Mayr, U., Awh, E., & Laurey, P. (2003) Conflict adaptation effects in the absence of

executive control. Nature Neuroscience, 6, 450-452.

Munson, R., Ruchkin, D.S., Ritter, W., Sutton, S., & Squires, N.K. (1984). The

relation of P3b to prior events and future behavior. Biological Psychology, 19, 1-29.

Nieuwenhuis, S., De Geus, E.J., & Aston-Jones, G. (2010). The anatomical and

functional relationship between the P3 and autonomic component of orienting

response. Psychophsiology, 1-14.

Nieuwenhuis, S., Stins, J.F., Posthuma, D., Polderman, T.J.C., Boomsma, D.I., &

De Geus, E.J. (2006). Accounting for sequential trial effects in the flanker task:


Polich, J. (2007). Updating P300: an integrative theory of P3a and P3b. Clinical

Neuropsychology, 118, 2128-2148.

Polich, J., Ladish, C., & Bloom, F.E. (1990). P300 assessment of early Alzheimer’s

disease. Electroencephalography and clinical Neurophysiology, 77, 179-189.

Radeau, M., Besson, M., Fonteneau, E., & Castro, S.L. (1998). Semantic, repetition,

and rime priming between spoken words: behavioral and electrophysiological

evidence. Biological Psychology, 48, 183-204.

Remington, R.J. (1969). Analysis of sequential effects in choice reaction times.

Journal of Experimental Psychology, 82, 250-257.

Smith, J.L., Johnstone, S.J., & Barry, R.J. (2008). Movement-related potentials in the

Go/NoGo task: The P3 reflects both cognitive and motor inhibition. Clinical

Neuropsychology, 119, 704-714.

Soetens, E., Boer, L.C., & Hueting, J.E. (1985). Expectancy or automatic facilitation?

Separating sequential effects in two-choice reaction time. Journal of Experimental

Psychology, 11, 598-616.

Squires, K.C., Wickens, C., Squires, N.K., & Donchin, E. (1976). The effect of

stimulus sequence on the waveform of the cortical event-relaed potential.
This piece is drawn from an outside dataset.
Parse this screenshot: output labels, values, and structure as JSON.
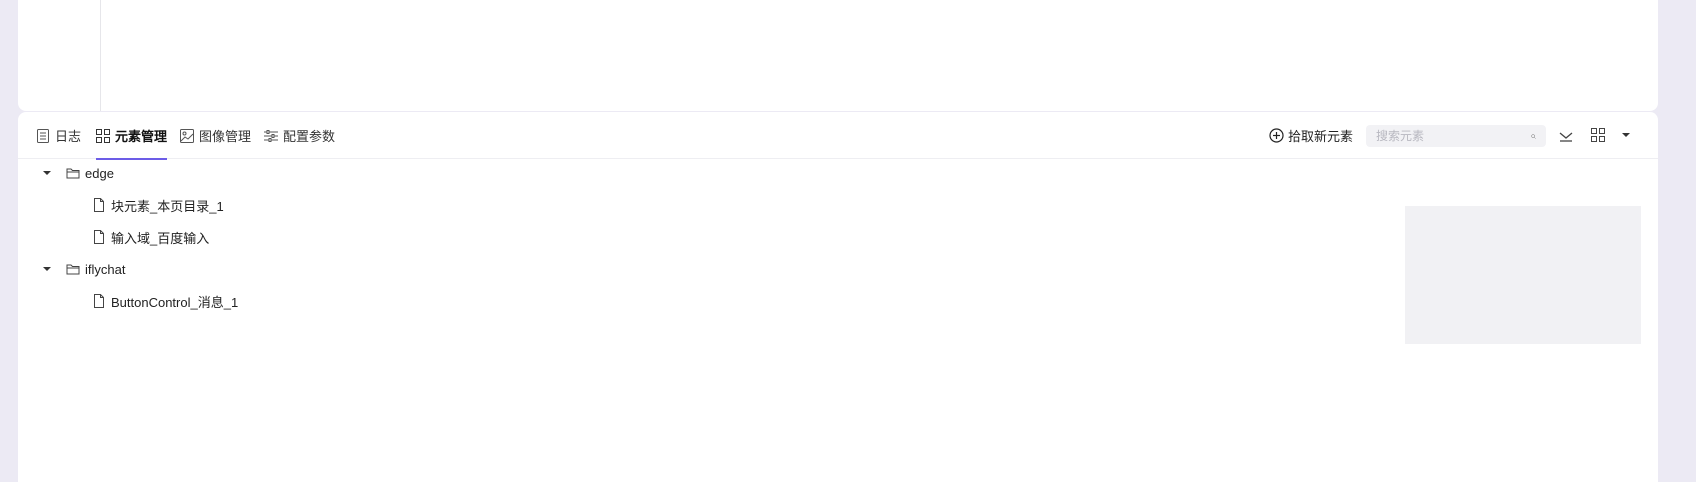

Science,

193, 1142-1146.

Squires, N.K., Squires, K.C., & Hillyard, S.A. (1975). Two varieties of long-latency

positive waves evoked by unpredictable auditory stimuli in man.

Electroencephalography and Clinical Neurophysiology, 38, 387-401.

Trammell Neill, W., & Valdes, L.A. (1992). Persistence of negative priming: steady

state or decay? Learning, Memory and Cognition, 18, 565-576.

Valle-Inch, F. (1996). The locus of interference in the Simon effect: an ERP study.


Verleger, R. (2008). P3b: Towards some decision about memory. Letter to the Editor/

Clinical Neurophysiology, 119, 968-970.

Verleger, R., Jaskowski, P., & Wascher, E. (2005). Evidence for an integrative role of

P3b in linking reaction to perception. Psychophysiology, 19, 165-181.

Verleger, R., Paehge, T., Kolev, V., Yordanova, J., & Jaskowski, P. (2006). On the

relation of movement-related potentials to the go/no-go effect on P3. Biological

Psychology, 73, 298-313.

Wendt, M., Kluwe, R.H., & Peters, A. (2006). Sequential modulations of interference

evoked by processing task-irrelevant stimulus features. Human Perception and

Performance, 32, 644-667.

West, R., Jakubek, K., Wymbs, N., Perry, M., & Moore, K. (2005). Neural correlates